Entries from a dataset of interfaces:
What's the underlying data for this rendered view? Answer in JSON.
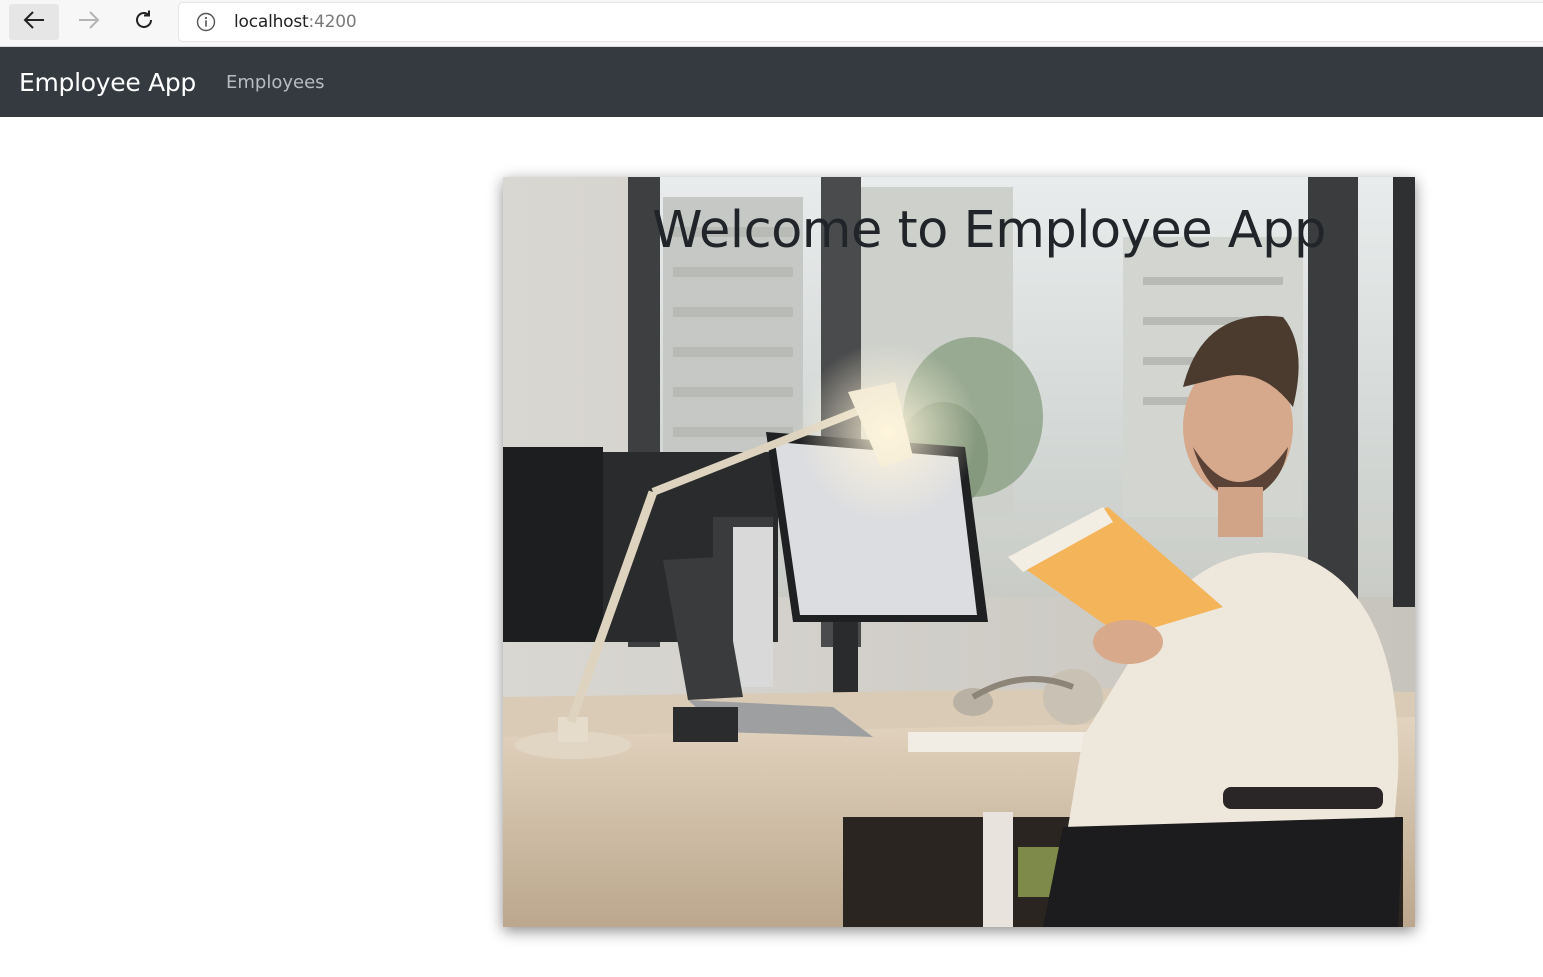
{
  "browser": {
    "url_host": "localhost",
    "url_port": ":4200",
    "icons": {
      "back": "back-arrow-icon",
      "forward": "forward-arrow-icon",
      "reload": "reload-icon",
      "info": "info-icon"
    }
  },
  "navbar": {
    "brand": "Employee App",
    "links": [
      {
        "label": "Employees"
      }
    ],
    "colors": {
      "background": "#343a40",
      "brand": "#ffffff",
      "link": "#b9bcbf"
    }
  },
  "hero": {
    "title": "Welcome to Employee App",
    "image_description_name": "office-worker-photo"
  }
}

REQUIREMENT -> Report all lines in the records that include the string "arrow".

YOUR SOLUTION ->
      "back": "back-arrow-icon",
      "forward": "forward-arrow-icon",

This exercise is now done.